Start of Extracted information

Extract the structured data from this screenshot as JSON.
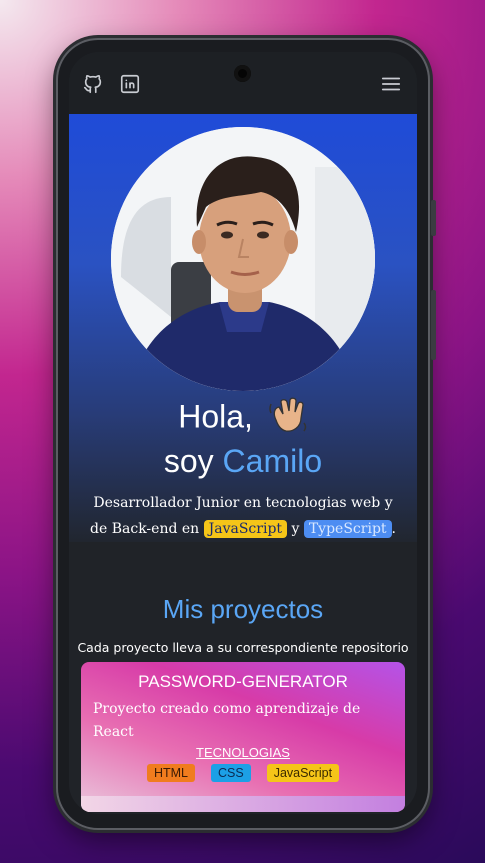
{
  "nav": {
    "github_icon": "github-icon",
    "linkedin_icon": "linkedin-icon",
    "menu_icon": "hamburger-menu-icon"
  },
  "hero": {
    "greeting": "Hola,",
    "wave_emoji": "👋",
    "intro": "soy ",
    "name": "Camilo",
    "desc_part1": "Desarrollador Junior en tecnologias web y de Back-end en ",
    "tag_js": "JavaScript",
    "desc_join": " y ",
    "tag_ts": "TypeScript",
    "desc_end": "."
  },
  "projects": {
    "title": "Mis proyectos",
    "subtitle": "Cada proyecto lleva a su correspondiente repositorio",
    "items": [
      {
        "name": "PASSWORD-GENERATOR",
        "description": "Proyecto creado como aprendizaje de React",
        "tech_label": "TECNOLOGIAS",
        "tech": [
          "HTML",
          "CSS",
          "JavaScript"
        ]
      }
    ]
  },
  "colors": {
    "accent": "#5aa6f5",
    "hero_top": "#1f4bd8",
    "js_tag": "#f5c518",
    "ts_tag": "#4d8df2",
    "html_chip": "#f07c1e",
    "css_chip": "#1ca0e6"
  }
}
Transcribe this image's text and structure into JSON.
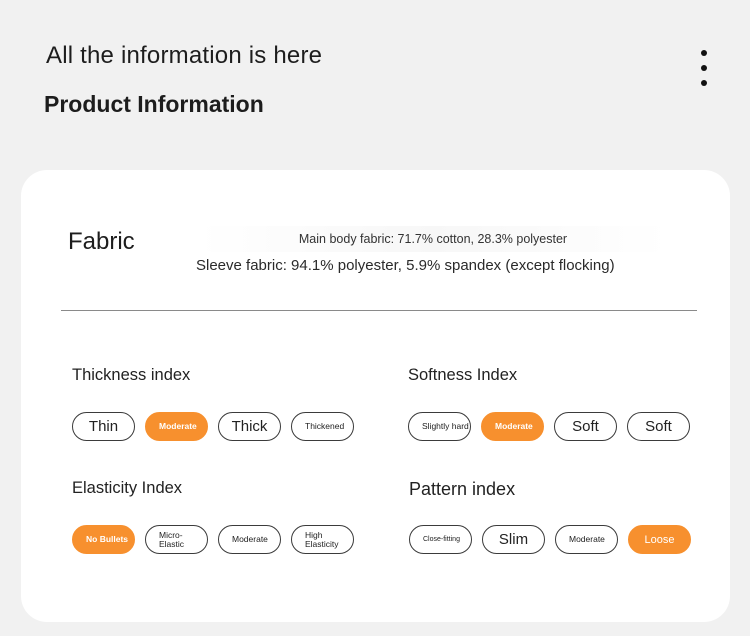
{
  "header": {
    "title": "All the information is here"
  },
  "section": {
    "title": "Product Information"
  },
  "fabric": {
    "label": "Fabric",
    "main": "Main body fabric: 71.7% cotton, 28.3% polyester",
    "sleeve": "Sleeve fabric: 94.1% polyester, 5.9% spandex (except flocking)"
  },
  "accent_color": "#f7902e",
  "indices": {
    "thickness": {
      "title": "Thickness index",
      "options": [
        "Thin",
        "Moderate",
        "Thick",
        "Thickened"
      ],
      "selected": "Moderate"
    },
    "softness": {
      "title": "Softness Index",
      "options": [
        "Slightly hard",
        "Moderate",
        "Soft",
        "Soft"
      ],
      "selected": "Moderate"
    },
    "elasticity": {
      "title": "Elasticity Index",
      "options": [
        "No Bullets",
        "Micro-Elastic",
        "Moderate",
        "High Elasticity"
      ],
      "selected": "No Bullets"
    },
    "pattern": {
      "title": "Pattern index",
      "options": [
        "Close-fitting",
        "Slim",
        "Moderate",
        "Loose"
      ],
      "selected": "Loose"
    }
  }
}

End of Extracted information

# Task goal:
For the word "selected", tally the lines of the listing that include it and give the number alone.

# Task result:
4